| WHAT TO WORK ON |
The entries below should be written out again exactly as they stand.

| RECORD EXCERPTS |
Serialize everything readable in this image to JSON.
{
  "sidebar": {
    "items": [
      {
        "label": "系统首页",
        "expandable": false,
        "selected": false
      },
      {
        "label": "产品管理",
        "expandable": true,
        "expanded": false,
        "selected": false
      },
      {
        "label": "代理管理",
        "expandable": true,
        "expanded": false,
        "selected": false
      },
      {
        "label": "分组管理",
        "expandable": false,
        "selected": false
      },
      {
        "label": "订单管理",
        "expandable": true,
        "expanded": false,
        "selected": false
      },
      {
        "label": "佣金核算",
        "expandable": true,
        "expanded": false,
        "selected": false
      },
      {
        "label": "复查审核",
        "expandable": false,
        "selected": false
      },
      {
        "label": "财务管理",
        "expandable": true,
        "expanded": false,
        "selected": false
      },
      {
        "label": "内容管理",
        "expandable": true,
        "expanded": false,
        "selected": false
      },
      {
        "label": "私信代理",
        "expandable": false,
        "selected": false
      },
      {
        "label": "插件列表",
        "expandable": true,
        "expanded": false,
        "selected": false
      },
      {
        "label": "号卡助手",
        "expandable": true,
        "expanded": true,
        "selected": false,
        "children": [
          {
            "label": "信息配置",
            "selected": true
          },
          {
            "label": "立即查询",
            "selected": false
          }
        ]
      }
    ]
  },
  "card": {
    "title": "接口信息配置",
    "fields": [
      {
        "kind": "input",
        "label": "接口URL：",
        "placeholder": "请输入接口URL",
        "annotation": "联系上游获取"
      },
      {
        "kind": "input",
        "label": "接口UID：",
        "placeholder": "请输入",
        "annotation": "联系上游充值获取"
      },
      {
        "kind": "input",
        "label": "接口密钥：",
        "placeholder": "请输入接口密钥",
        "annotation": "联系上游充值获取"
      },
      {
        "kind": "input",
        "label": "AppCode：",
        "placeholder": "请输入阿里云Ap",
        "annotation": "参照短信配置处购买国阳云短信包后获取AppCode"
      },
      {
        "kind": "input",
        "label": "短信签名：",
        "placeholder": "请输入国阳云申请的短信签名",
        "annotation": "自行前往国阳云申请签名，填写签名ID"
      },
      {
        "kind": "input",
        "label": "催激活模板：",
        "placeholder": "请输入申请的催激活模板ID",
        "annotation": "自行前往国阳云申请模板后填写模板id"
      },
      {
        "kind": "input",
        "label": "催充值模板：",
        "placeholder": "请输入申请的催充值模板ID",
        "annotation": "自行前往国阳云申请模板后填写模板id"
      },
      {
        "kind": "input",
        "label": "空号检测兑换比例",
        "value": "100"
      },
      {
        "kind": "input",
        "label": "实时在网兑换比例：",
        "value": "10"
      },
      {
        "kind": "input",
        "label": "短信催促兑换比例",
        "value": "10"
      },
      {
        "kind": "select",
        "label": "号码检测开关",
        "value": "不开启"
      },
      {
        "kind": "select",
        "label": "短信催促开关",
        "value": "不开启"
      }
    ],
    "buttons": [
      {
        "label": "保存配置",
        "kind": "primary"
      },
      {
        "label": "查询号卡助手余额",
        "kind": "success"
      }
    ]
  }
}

| EXERCISE RESULT |
Serialize everything readable in this image to JSON.
{
  "sidebar": {
    "items": [
      {
        "label": "系统首页",
        "expandable": false,
        "selected": false
      },
      {
        "label": "产品管理",
        "expandable": true,
        "expanded": false,
        "selected": false
      },
      {
        "label": "代理管理",
        "expandable": true,
        "expanded": false,
        "selected": false
      },
      {
        "label": "分组管理",
        "expandable": false,
        "selected": false
      },
      {
        "label": "订单管理",
        "expandable": true,
        "expanded": false,
        "selected": false
      },
      {
        "label": "佣金核算",
        "expandable": true,
        "expanded": false,
        "selected": false
      },
      {
        "label": "复查审核",
        "expandable": false,
        "selected": false
      },
      {
        "label": "财务管理",
        "expandable": true,
        "expanded": false,
        "selected": false
      },
      {
        "label": "内容管理",
        "expandable": true,
        "expanded": false,
        "selected": false
      },
      {
        "label": "私信代理",
        "expandable": false,
        "selected": false
      },
      {
        "label": "插件列表",
        "expandable": true,
        "expanded": false,
        "selected": false
      },
      {
        "label": "号卡助手",
        "expandable": true,
        "expanded": true,
        "selected": false,
        "children": [
          {
            "label": "信息配置",
            "selected": true
          },
          {
            "label": "立即查询",
            "selected": false
          }
        ]
      }
    ]
  },
  "card": {
    "title": "接口信息配置",
    "fields": [
      {
        "kind": "input",
        "label": "接口URL：",
        "placeholder": "请输入接口URL",
        "annotation": "联系上游获取"
      },
      {
        "kind": "input",
        "label": "接口UID：",
        "placeholder": "请输入",
        "annotation": "联系上游充值获取"
      },
      {
        "kind": "input",
        "label": "接口密钥：",
        "placeholder": "请输入接口密钥",
        "annotation": "联系上游充值获取"
      },
      {
        "kind": "input",
        "label": "AppCode：",
        "placeholder": "请输入阿里云Ap",
        "annotation": "参照短信配置处购买国阳云短信包后获取AppCode"
      },
      {
        "kind": "input",
        "label": "短信签名：",
        "placeholder": "请输入国阳云申请的短信签名",
        "annotation": "自行前往国阳云申请签名，填写签名ID"
      },
      {
        "kind": "input",
        "label": "催激活模板：",
        "placeholder": "请输入申请的催激活模板ID",
        "annotation": "自行前往国阳云申请模板后填写模板id"
      },
      {
        "kind": "input",
        "label": "催充值模板：",
        "placeholder": "请输入申请的催充值模板ID",
        "annotation": "自行前往国阳云申请模板后填写模板id"
      },
      {
        "kind": "input",
        "label": "空号检测兑换比例",
        "value": "100"
      },
      {
        "kind": "input",
        "label": "实时在网兑换比例：",
        "value": "10"
      },
      {
        "kind": "input",
        "label": "短信催促兑换比例",
        "value": "10"
      },
      {
        "kind": "select",
        "label": "号码检测开关",
        "value": "不开启"
      },
      {
        "kind": "select",
        "label": "短信催促开关",
        "value": "不开启"
      }
    ],
    "buttons": [
      {
        "label": "保存配置",
        "kind": "primary"
      },
      {
        "label": "查询号卡助手余额",
        "kind": "success"
      }
    ]
  }
}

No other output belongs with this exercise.